Every year I experiment with at least one new tomato variety. In 2013 it was only one variety because I was in the midst of building my new greenhouse and pressed for space and time to garden! I chose the heritage paste tomato Sicilian Saucer because I like a big, meaty, flavourful tomato for making delicious roasted tomatoes.
Sicilian Saucer is an Italian heirloom tomato producing giant, heavily lobed, beefsteak type fruit. I’ve grown other Italian heirlooms like Costoluto Fiorentina and Costoluto Genovese and always been impressed with their rich flavour, so my expectations for Sicilian Saucer were pretty high.
This variety is supposed to be an indeterminate variety, I guess it was in that it never stopped growing, but it certainly didn’t grow up! After growing to about a metre tall it then proceeded to put on all sorts of crazy vegetative growth from every leaf node except the topmost. The plant exploded sideways!

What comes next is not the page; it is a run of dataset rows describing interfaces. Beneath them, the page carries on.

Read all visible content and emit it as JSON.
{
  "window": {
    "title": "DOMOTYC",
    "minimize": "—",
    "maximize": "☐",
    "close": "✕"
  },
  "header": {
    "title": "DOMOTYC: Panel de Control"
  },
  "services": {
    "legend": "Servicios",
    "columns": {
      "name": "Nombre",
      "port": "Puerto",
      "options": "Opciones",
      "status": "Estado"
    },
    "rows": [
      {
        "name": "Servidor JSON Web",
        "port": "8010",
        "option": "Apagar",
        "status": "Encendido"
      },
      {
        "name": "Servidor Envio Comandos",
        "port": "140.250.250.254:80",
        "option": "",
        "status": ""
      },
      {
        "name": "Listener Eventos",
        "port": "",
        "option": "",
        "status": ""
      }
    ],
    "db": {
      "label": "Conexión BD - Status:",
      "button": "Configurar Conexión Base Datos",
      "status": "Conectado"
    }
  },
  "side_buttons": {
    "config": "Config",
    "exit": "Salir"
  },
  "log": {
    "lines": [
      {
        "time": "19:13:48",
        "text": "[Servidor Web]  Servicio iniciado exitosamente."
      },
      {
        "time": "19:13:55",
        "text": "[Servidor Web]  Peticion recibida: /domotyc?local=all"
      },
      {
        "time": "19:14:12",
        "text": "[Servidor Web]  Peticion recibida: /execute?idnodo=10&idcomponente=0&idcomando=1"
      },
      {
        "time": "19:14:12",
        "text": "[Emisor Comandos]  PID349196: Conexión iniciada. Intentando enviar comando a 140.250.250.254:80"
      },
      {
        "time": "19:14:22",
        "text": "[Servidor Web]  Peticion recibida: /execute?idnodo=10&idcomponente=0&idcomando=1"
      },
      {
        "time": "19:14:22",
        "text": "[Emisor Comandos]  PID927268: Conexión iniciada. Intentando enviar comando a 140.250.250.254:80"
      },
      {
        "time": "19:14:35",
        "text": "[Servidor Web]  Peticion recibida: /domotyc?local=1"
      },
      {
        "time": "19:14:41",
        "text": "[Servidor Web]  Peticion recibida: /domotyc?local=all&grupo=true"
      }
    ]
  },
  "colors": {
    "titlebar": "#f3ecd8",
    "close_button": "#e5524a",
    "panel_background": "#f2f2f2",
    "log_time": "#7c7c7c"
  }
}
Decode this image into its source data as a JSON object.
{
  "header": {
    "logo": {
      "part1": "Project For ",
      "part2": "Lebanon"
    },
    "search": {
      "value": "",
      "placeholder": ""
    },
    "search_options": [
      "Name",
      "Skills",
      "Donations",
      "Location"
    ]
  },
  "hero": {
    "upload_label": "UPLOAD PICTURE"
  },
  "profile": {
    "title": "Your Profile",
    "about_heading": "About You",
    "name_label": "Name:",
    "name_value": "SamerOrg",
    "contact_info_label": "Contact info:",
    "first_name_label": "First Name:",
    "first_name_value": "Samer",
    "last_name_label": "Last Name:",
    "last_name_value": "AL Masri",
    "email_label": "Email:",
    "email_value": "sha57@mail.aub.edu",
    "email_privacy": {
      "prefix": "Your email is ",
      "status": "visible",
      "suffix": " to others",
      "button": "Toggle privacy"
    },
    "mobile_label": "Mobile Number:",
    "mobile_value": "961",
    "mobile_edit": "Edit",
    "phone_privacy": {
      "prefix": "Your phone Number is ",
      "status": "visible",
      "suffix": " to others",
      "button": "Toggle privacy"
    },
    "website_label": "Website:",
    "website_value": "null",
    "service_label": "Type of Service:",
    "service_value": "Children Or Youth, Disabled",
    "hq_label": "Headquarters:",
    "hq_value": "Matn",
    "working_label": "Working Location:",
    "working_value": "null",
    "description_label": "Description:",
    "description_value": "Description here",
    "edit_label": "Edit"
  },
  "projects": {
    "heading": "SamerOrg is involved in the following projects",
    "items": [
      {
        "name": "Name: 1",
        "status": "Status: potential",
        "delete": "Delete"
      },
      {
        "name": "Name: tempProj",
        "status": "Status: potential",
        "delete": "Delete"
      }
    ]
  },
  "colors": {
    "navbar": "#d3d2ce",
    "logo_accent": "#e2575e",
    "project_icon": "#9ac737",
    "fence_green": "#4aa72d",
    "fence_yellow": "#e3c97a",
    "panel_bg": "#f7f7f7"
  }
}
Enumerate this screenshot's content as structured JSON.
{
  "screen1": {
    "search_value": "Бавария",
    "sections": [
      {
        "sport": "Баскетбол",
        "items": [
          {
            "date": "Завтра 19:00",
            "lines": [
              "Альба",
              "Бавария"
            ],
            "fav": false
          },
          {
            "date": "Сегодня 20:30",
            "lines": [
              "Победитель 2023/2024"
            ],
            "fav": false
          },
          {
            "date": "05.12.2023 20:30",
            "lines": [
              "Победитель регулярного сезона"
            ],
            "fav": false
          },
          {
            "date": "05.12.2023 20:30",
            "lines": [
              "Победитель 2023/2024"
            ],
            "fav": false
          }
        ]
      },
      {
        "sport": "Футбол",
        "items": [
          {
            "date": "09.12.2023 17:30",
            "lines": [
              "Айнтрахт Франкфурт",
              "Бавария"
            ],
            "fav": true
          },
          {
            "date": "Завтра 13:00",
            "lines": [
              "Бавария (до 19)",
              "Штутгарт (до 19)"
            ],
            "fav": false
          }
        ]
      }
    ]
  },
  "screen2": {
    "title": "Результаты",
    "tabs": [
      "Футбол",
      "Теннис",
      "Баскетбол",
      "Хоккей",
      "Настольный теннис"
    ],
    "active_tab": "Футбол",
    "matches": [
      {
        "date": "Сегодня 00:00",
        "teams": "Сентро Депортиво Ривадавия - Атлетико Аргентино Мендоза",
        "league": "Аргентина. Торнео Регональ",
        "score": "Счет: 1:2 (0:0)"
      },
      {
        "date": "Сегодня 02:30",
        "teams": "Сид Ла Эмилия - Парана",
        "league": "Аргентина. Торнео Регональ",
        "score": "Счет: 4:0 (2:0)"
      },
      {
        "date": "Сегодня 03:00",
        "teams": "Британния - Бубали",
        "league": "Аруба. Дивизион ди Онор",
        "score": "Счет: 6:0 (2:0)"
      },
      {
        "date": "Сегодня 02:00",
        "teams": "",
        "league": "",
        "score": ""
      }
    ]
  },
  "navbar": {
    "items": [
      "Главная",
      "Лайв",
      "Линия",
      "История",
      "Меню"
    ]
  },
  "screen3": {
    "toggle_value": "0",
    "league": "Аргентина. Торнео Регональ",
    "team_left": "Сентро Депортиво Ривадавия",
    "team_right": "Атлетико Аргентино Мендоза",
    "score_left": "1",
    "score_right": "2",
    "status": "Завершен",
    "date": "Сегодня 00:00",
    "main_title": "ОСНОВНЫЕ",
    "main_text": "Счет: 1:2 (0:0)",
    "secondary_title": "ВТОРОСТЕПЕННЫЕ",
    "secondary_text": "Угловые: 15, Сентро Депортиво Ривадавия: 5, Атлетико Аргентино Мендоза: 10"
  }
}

It certainly didn’t help that I didn’t have time to keep up with pruning it. After a few cursory attempts to remove the suckers and force terminal growth I lost control and before I knew it I had a bushy little troll of a tomato plant.
I don’t have a problem with that, but what really irked me was that despite blooming copiously, only ONE tomato had set on the plant by the end of July! Every other tomato I grew was loaded with fruit, so I didn’t have a general pollination problem. I think it’s because Sicilian Saucer is one of those tomatoes with giant, multi-petalled blossoms. Those spectacular flowers seem reluctant to receive pollen, maybe all those petals get in the way. Apparently I need something called a tomato vibrator to aid in pollination. Sounds too kinky for me…
That single tomato grew, and grew, and grew! When I finally picked it in mid-September it was immense and so heavy that I knew it would be richly flavourful. I don’t have an accurate kitchen scale but it must have weighed at least a kilo.
I decided to use it in a batch of roasted tomatoes and when I dismembered it into large chunks I was surprised to find that it filled the glass dish I usually roast my tomatoes in. The bloody thing made an entire batch of roasted tomatoes all on its own… and a big batch it was too!
The plant has produced a few late fruit but I’m not sure that they are going to ripen, even if I bring them inside, they’re just not very well-developed and it’s getting pretty cold in the greenhouse, I don’t have my heater installed yet.
Sicilian Saucer certainly produced one doozy of a tomato, but I don’t think I’ll grow it again. I’m not giving up that much space in my greenhouse for one tomato, no matter how large and tasty!